TASK STATEMENT. Retype all of the data without changing a single word.

Page and application data records:
· · · ·

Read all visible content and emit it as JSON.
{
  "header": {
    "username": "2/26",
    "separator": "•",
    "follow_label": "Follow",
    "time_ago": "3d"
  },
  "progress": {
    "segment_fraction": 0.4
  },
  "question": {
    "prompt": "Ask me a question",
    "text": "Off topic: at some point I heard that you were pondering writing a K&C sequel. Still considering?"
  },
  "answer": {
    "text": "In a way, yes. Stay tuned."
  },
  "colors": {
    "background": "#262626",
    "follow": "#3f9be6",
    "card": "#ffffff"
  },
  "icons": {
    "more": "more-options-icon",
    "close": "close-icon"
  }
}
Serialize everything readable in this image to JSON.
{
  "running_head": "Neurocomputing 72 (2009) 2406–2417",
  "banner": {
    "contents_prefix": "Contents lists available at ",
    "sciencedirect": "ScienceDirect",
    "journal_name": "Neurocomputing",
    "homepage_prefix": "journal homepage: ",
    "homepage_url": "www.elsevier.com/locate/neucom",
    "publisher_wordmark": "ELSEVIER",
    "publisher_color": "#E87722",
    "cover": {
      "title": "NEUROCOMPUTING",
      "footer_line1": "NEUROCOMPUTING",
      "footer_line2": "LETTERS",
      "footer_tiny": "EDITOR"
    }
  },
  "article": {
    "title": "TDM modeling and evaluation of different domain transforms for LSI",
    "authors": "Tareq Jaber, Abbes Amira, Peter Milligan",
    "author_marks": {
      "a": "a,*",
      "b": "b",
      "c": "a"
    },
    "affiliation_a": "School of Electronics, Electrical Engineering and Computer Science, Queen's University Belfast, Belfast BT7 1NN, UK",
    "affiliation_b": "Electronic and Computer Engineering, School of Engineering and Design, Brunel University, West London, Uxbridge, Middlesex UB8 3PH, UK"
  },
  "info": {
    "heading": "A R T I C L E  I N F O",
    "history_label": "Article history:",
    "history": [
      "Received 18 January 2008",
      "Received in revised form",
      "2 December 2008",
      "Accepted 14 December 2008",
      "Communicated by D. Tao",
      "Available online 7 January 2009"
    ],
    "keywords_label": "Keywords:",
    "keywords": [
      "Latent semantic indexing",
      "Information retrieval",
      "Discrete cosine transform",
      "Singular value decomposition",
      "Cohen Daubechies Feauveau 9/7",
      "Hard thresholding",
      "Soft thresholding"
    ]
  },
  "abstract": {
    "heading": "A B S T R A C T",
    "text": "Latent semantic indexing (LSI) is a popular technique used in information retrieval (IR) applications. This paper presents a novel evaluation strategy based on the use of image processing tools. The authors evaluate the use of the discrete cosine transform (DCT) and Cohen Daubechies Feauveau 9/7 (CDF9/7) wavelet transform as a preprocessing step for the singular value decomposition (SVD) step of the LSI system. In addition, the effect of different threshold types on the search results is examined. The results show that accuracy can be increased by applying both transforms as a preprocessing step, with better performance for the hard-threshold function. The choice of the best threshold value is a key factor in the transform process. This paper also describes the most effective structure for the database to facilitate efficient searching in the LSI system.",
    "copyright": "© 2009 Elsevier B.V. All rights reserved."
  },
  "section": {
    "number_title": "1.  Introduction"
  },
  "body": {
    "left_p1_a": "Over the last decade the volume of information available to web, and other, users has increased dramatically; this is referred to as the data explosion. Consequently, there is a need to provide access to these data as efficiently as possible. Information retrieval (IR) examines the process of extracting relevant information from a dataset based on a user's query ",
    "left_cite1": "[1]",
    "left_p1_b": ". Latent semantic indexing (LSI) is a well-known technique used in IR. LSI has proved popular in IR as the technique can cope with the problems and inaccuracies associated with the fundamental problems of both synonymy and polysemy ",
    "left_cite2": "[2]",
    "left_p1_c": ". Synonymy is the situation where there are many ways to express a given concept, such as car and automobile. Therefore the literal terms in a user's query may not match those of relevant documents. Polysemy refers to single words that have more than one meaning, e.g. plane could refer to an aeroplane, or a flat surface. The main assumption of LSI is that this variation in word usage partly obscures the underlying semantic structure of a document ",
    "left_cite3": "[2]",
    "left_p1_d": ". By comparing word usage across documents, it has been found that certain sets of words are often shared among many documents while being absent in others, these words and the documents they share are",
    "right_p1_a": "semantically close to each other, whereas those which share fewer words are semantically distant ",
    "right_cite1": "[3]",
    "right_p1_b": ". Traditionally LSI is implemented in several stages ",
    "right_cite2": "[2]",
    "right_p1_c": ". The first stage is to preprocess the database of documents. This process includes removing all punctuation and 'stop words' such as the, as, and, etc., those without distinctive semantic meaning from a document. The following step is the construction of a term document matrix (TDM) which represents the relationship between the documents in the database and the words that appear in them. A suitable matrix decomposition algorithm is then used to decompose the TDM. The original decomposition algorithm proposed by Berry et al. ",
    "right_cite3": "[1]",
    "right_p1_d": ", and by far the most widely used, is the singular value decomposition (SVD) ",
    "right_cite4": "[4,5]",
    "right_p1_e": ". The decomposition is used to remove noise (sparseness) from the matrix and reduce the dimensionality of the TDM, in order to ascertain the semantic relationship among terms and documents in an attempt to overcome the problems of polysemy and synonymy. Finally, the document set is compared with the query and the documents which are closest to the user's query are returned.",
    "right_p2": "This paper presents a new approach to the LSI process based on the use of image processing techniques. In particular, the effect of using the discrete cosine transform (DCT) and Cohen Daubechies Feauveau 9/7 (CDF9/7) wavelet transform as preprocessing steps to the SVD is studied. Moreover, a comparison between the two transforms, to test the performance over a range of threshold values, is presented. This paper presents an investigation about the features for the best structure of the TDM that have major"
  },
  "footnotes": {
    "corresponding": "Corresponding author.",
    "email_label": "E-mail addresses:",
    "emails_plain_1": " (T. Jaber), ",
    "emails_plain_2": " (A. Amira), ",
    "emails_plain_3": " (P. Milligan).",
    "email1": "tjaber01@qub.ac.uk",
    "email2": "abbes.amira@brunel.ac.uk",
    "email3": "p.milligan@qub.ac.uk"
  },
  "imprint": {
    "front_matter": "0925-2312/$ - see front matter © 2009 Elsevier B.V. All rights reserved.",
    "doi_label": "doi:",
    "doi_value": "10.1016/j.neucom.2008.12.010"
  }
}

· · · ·

RESULT OF THIS TASK.
Read all visible content and emit it as JSON.
{
  "header": {
    "username": "2/26",
    "separator": "•",
    "follow_label": "Follow",
    "time_ago": "3d"
  },
  "progress": {
    "segment_fraction": 0.4
  },
  "question": {
    "prompt": "Ask me a question",
    "text": "Off topic: at some point I heard that you were pondering writing a K&C sequel. Still considering?"
  },
  "answer": {
    "text": "In a way, yes. Stay tuned."
  },
  "colors": {
    "background": "#262626",
    "follow": "#3f9be6",
    "card": "#ffffff"
  },
  "icons": {
    "more": "more-options-icon",
    "close": "close-icon"
  }
}
Serialize everything readable in this image to JSON.
{
  "running_head": "Neurocomputing 72 (2009) 2406–2417",
  "banner": {
    "contents_prefix": "Contents lists available at ",
    "sciencedirect": "ScienceDirect",
    "journal_name": "Neurocomputing",
    "homepage_prefix": "journal homepage: ",
    "homepage_url": "www.elsevier.com/locate/neucom",
    "publisher_wordmark": "ELSEVIER",
    "publisher_color": "#E87722",
    "cover": {
      "title": "NEUROCOMPUTING",
      "footer_line1": "NEUROCOMPUTING",
      "footer_line2": "LETTERS",
      "footer_tiny": "EDITOR"
    }
  },
  "article": {
    "title": "TDM modeling and evaluation of different domain transforms for LSI",
    "authors": "Tareq Jaber, Abbes Amira, Peter Milligan",
    "author_marks": {
      "a": "a,*",
      "b": "b",
      "c": "a"
    },
    "affiliation_a": "School of Electronics, Electrical Engineering and Computer Science, Queen's University Belfast, Belfast BT7 1NN, UK",
    "affiliation_b": "Electronic and Computer Engineering, School of Engineering and Design, Brunel University, West London, Uxbridge, Middlesex UB8 3PH, UK"
  },
  "info": {
    "heading": "A R T I C L E  I N F O",
    "history_label": "Article history:",
    "history": [
      "Received 18 January 2008",
      "Received in revised form",
      "2 December 2008",
      "Accepted 14 December 2008",
      "Communicated by D. Tao",
      "Available online 7 January 2009"
    ],
    "keywords_label": "Keywords:",
    "keywords": [
      "Latent semantic indexing",
      "Information retrieval",
      "Discrete cosine transform",
      "Singular value decomposition",
      "Cohen Daubechies Feauveau 9/7",
      "Hard thresholding",
      "Soft thresholding"
    ]
  },
  "abstract": {
    "heading": "A B S T R A C T",
    "text": "Latent semantic indexing (LSI) is a popular technique used in information retrieval (IR) applications. This paper presents a novel evaluation strategy based on the use of image processing tools. The authors evaluate the use of the discrete cosine transform (DCT) and Cohen Daubechies Feauveau 9/7 (CDF9/7) wavelet transform as a preprocessing step for the singular value decomposition (SVD) step of the LSI system. In addition, the effect of different threshold types on the search results is examined. The results show that accuracy can be increased by applying both transforms as a preprocessing step, with better performance for the hard-threshold function. The choice of the best threshold value is a key factor in the transform process. This paper also describes the most effective structure for the database to facilitate efficient searching in the LSI system.",
    "copyright": "© 2009 Elsevier B.V. All rights reserved."
  },
  "section": {
    "number_title": "1.  Introduction"
  },
  "body": {
    "left_p1_a": "Over the last decade the volume of information available to web, and other, users has increased dramatically; this is referred to as the data explosion. Consequently, there is a need to provide access to these data as efficiently as possible. Information retrieval (IR) examines the process of extracting relevant information from a dataset based on a user's query ",
    "left_cite1": "[1]",
    "left_p1_b": ". Latent semantic indexing (LSI) is a well-known technique used in IR. LSI has proved popular in IR as the technique can cope with the problems and inaccuracies associated with the fundamental problems of both synonymy and polysemy ",
    "left_cite2": "[2]",
    "left_p1_c": ". Synonymy is the situation where there are many ways to express a given concept, such as car and automobile. Therefore the literal terms in a user's query may not match those of relevant documents. Polysemy refers to single words that have more than one meaning, e.g. plane could refer to an aeroplane, or a flat surface. The main assumption of LSI is that this variation in word usage partly obscures the underlying semantic structure of a document ",
    "left_cite3": "[2]",
    "left_p1_d": ". By comparing word usage across documents, it has been found that certain sets of words are often shared among many documents while being absent in others, these words and the documents they share are",
    "right_p1_a": "semantically close to each other, whereas those which share fewer words are semantically distant ",
    "right_cite1": "[3]",
    "right_p1_b": ". Traditionally LSI is implemented in several stages ",
    "right_cite2": "[2]",
    "right_p1_c": ". The first stage is to preprocess the database of documents. This process includes removing all punctuation and 'stop words' such as the, as, and, etc., those without distinctive semantic meaning from a document. The following step is the construction of a term document matrix (TDM) which represents the relationship between the documents in the database and the words that appear in them. A suitable matrix decomposition algorithm is then used to decompose the TDM. The original decomposition algorithm proposed by Berry et al. ",
    "right_cite3": "[1]",
    "right_p1_d": ", and by far the most widely used, is the singular value decomposition (SVD) ",
    "right_cite4": "[4,5]",
    "right_p1_e": ". The decomposition is used to remove noise (sparseness) from the matrix and reduce the dimensionality of the TDM, in order to ascertain the semantic relationship among terms and documents in an attempt to overcome the problems of polysemy and synonymy. Finally, the document set is compared with the query and the documents which are closest to the user's query are returned.",
    "right_p2": "This paper presents a new approach to the LSI process based on the use of image processing techniques. In particular, the effect of using the discrete cosine transform (DCT) and Cohen Daubechies Feauveau 9/7 (CDF9/7) wavelet transform as preprocessing steps to the SVD is studied. Moreover, a comparison between the two transforms, to test the performance over a range of threshold values, is presented. This paper presents an investigation about the features for the best structure of the TDM that have major"
  },
  "footnotes": {
    "corresponding": "Corresponding author.",
    "email_label": "E-mail addresses:",
    "emails_plain_1": " (T. Jaber), ",
    "emails_plain_2": " (A. Amira), ",
    "emails_plain_3": " (P. Milligan).",
    "email1": "tjaber01@qub.ac.uk",
    "email2": "abbes.amira@brunel.ac.uk",
    "email3": "p.milligan@qub.ac.uk"
  },
  "imprint": {
    "front_matter": "0925-2312/$ - see front matter © 2009 Elsevier B.V. All rights reserved.",
    "doi_label": "doi:",
    "doi_value": "10.1016/j.neucom.2008.12.010"
  }
}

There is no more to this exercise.